Stanford sophomore Valarie Allman captured the women's discus title and former teammate Megan Glasmann won the women's javelin on Sunday at the USATF Junior National Track and Field Championships on Sunday in Eugene, Ore.
Allman, the Pac-12 Freshman of the Year, won with a personal-best throw of 188-6. She improved upon her Stanford freshman record on her first throw to win by 14 feet. She remains at No. 3 on Stanford's all-time list, improving on her previous frosh record of 187-7. The throw ranks her No. 1 among world juniors.
"This is my third time at juniors. I started doing track & field my sophomore year of high school.
My coach took me to juniors and it completely opened my eyes to what throwing could be like," Allman said. "I had no idea that it was something I could pursue after high school. I remember being at that meet and seeing Shelby Vaughan throw and being like, oh my gosh, there is so much room to grow.
"Last year was a tough year and it didn't go as I was hoping, but after talking to my coach and my family I realized there was a lot that I could learn from the experience. It was a long wait to be able to go from that time to here now, but it was it was worth every moment of the training and the lifting."
Allman's winning throw qualified her for the IAAF World Junior Championships later this month, also at the University of Oregon's Hayward Field, July 22-27.
"I'm really excited to see how the world treats track and field because I've only seen it through the lens of the United States," Allman said.
Allman will be joined at World Juniors by former teammate Megan Glasmann plus incoming freshmen Elise Cranny and Olivia Baker after all three finished among the top two in their events.
Glasmann repeated the junior national title she first won as a high school senior in Park City, Utah. Glasmann's top throw of 175-0 was a season best by more than 10 feet and places her at No. 2 on both the Stanford all-time and freshman lists, behind current three-time All-America Brianna Bain.
Glasmann, however, recently left school after dealing with injuries this season.
"I thought going into college I would continue to thrive and I found going to Stanford wasn't the best fit for me," Glasmann said. "I was released several weeks ago and I came to this meet unattached.
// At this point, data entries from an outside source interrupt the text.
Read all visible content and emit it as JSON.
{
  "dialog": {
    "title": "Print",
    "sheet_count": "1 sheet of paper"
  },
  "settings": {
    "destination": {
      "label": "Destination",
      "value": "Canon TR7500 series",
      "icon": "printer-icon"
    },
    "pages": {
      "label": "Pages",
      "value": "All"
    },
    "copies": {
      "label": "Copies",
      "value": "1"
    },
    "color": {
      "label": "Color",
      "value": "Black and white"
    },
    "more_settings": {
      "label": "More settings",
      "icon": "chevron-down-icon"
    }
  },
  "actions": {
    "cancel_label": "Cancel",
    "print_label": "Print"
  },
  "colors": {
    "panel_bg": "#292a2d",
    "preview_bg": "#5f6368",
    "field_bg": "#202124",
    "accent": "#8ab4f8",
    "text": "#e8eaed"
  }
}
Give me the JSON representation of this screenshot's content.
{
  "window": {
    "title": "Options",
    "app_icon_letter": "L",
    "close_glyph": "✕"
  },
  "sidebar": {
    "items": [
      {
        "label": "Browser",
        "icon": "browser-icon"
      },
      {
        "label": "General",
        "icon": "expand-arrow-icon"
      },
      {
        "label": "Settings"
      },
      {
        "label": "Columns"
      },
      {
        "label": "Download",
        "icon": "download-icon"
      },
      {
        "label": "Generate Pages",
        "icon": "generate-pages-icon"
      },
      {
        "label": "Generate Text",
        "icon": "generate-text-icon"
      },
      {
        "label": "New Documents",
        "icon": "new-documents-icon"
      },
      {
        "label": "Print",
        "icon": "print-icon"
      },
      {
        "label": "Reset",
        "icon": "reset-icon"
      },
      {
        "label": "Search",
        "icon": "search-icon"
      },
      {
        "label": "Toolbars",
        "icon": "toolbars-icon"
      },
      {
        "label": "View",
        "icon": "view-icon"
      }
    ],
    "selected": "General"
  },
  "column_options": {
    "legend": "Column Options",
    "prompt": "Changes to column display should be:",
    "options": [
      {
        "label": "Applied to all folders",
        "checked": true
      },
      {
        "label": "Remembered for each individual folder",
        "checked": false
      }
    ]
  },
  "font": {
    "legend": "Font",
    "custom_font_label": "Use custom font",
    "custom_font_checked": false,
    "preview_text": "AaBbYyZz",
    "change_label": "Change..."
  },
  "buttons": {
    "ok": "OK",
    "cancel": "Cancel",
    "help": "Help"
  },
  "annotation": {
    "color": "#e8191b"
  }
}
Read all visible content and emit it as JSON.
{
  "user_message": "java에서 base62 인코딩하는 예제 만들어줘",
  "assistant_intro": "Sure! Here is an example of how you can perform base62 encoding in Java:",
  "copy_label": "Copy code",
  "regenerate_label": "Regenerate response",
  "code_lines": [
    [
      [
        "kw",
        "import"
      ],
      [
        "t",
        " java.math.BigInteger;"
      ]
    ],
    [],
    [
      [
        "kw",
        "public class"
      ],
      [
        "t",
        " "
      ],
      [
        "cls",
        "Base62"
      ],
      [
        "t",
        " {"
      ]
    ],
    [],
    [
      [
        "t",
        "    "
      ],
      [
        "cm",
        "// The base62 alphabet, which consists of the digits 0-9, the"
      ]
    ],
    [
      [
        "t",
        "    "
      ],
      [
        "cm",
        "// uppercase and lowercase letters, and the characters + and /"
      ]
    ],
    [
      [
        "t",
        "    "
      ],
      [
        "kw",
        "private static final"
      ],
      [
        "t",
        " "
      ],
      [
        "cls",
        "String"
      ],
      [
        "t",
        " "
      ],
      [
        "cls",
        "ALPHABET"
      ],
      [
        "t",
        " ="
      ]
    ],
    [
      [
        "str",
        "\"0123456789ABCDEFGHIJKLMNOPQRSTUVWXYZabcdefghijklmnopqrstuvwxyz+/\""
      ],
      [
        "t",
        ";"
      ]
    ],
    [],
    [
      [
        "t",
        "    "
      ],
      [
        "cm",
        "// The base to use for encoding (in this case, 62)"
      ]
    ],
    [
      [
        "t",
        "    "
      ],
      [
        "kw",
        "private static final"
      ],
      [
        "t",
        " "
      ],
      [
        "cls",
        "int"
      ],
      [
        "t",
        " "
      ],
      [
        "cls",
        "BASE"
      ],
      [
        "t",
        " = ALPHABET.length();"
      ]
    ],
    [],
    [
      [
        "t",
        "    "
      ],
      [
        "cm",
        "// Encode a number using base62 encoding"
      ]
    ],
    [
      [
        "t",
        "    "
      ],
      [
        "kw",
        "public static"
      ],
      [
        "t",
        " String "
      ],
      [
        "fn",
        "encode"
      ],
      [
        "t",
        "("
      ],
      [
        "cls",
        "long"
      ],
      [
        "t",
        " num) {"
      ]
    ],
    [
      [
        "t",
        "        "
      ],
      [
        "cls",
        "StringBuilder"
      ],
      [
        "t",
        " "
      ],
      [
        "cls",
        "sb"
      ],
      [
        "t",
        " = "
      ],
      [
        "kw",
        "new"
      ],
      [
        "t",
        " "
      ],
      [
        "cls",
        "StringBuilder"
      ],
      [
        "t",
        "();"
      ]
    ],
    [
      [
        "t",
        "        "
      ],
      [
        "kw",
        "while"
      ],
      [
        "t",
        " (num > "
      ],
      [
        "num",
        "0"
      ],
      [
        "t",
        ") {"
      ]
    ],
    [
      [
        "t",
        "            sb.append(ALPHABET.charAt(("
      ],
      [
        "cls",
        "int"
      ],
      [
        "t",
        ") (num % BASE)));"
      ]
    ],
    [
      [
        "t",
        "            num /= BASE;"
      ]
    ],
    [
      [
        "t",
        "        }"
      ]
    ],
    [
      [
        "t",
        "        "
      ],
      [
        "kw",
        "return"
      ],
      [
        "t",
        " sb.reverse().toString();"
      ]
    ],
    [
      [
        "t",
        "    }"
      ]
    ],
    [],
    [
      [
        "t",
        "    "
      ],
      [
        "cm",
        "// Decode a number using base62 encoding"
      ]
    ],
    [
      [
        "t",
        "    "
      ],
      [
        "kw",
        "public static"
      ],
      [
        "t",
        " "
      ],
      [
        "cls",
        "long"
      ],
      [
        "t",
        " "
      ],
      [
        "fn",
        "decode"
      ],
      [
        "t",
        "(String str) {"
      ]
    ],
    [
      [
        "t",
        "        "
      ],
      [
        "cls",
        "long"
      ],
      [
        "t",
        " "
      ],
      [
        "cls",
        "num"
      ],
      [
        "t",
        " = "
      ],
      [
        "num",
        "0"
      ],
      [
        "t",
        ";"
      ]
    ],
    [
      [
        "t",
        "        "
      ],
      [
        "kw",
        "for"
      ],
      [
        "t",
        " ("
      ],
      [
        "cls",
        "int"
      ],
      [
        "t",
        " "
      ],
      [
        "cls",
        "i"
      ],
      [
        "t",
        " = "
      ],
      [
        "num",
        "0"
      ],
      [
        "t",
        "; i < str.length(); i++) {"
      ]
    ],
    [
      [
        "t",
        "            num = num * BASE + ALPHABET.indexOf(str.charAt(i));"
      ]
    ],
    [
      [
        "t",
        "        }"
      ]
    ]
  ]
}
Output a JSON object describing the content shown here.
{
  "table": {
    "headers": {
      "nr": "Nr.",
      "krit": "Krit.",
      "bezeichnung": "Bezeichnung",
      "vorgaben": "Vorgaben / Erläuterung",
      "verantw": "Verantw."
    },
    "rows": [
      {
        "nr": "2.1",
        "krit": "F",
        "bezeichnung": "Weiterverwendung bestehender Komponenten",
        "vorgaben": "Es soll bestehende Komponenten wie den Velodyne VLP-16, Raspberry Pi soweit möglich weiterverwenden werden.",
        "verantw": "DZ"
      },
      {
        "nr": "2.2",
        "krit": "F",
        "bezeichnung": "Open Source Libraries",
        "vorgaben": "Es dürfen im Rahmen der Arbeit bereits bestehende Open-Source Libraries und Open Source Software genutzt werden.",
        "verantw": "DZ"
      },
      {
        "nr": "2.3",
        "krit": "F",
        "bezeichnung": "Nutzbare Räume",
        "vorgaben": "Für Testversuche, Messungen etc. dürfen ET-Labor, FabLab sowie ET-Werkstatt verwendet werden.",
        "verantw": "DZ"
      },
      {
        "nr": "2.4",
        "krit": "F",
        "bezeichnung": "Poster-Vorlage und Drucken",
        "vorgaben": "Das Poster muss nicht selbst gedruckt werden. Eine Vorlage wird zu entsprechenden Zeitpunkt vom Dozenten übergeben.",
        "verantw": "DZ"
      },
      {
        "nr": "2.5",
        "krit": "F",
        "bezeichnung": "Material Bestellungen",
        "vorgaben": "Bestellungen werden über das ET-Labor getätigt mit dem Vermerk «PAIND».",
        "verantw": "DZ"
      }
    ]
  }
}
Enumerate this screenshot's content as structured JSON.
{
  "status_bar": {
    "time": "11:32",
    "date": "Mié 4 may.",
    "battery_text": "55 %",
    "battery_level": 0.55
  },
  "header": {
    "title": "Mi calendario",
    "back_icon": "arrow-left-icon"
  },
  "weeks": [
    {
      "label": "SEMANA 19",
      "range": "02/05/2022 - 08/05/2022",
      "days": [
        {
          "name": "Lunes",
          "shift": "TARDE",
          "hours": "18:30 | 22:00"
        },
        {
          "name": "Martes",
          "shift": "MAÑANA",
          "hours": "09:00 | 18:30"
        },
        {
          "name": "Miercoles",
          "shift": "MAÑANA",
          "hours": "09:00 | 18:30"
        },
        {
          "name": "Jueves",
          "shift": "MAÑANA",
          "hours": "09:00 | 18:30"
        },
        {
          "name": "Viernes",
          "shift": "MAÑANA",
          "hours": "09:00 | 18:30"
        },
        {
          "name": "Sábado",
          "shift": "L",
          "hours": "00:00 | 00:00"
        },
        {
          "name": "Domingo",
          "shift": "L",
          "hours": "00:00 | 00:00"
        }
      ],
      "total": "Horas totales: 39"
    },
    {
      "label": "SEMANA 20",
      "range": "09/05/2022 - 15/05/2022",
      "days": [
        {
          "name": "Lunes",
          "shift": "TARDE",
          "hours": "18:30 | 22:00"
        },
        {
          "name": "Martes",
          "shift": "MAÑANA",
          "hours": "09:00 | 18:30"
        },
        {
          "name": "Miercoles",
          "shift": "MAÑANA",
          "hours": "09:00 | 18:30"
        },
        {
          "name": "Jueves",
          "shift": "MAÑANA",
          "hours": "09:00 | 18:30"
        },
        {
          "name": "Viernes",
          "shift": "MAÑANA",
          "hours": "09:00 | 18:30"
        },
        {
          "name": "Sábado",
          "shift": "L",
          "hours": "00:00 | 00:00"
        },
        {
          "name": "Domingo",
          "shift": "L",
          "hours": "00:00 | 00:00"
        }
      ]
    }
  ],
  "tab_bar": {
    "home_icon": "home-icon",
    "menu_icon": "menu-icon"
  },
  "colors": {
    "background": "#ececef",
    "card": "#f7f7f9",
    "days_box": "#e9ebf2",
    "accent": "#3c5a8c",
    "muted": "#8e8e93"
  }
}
I actually had a stress injury in my foot, so I took some time off and came into this meet just hoping to hit a good mark. It was incredible being out there and feeling like I was me again.
"I was out to prove something to myself, to my family, and to everyone out there, but mostly myself. I had felt like I was losing the sport because it was the wrong rhythm for me all this year. Coming out here and feeling one again, just the javelin and me, no longer the javelin as one thing and I'm throwing it. Just going down the runway and it releases and you watch it and it's like wow!"
Baker, the nation's top recruit in the girls' 400 meters, finished second in 52.46 to earn a return trip to Oregon for Junior Worlds. Her time set a New Jersey state prep record, breaking the mark of 52.56 set in 1998 by Olympian Mikele Barber.
"I feel awesome. This was the goal," Baker said. "I really wanted to come and make the team and it's especially a bonus getting to run an individual event and not just getting to run a relay. So now I get the opportunity to compete and run an individual race and a relay."
Also finishing second was Cranny, who clocked 4:17.40 in the women's 1,500. She, too, is a No. 1 national recruit.
"I thought it was a good race, (winner) Alexa (Efraimson) really changed her pace in the last 400. I think I should have tried to go a little sooner. I waited too long and the last 100 she (Efraimson) just had another gear. I think that if I would have changed gears sooner it might have been a little closer in the last 100."
Cranny ranks among the all-time prep girls in the 1,500, along with Efraimson and national recordholder Mary Cain.
"All of us owe a lot to Mary (Cain). I don't think Alexa and I would be running that fast, because I think that she showed us that we can run faster," Cranny said. "It keeps going down the line and inspires everyone."
Also placing second was incoming freshman Rachel Reichenbach out of Foothill High in Pleasanton. Reichenbach cleared a liftime best of 5-8 3/4 in the high jump. Though the top two in each event earn the right to advance to Worlds, Reichenbach has not achieved the qualifying standard of 5-11 1/2..
Elsewhere on Sunday, Stanford's Thomas Coyle was fourth in the men's 1,500 in 3:52.94 and Gunn High grad Kieran Gallagher of Harvard finished eighth in the women's 1,500 in 4:38.94.
At the Canadian Junior Championships in Ste-Therese, Quebec, recent Menlo School grad Maddy Price finished sixth in the women's 200 on Sunday. Price clocked 25.18 in the finals after running 24.65 in the prelims earlier in the day. Had she matched her prelim time in the finals, Price would have won.
Price, however, still qualified for the IAAF World Junior Championships by winning the 400 meters on Saturday in a personal best of 53.20.
Also competing was Stanford's Victoria Smith in the women's javelin. She finished fourth at 143-8.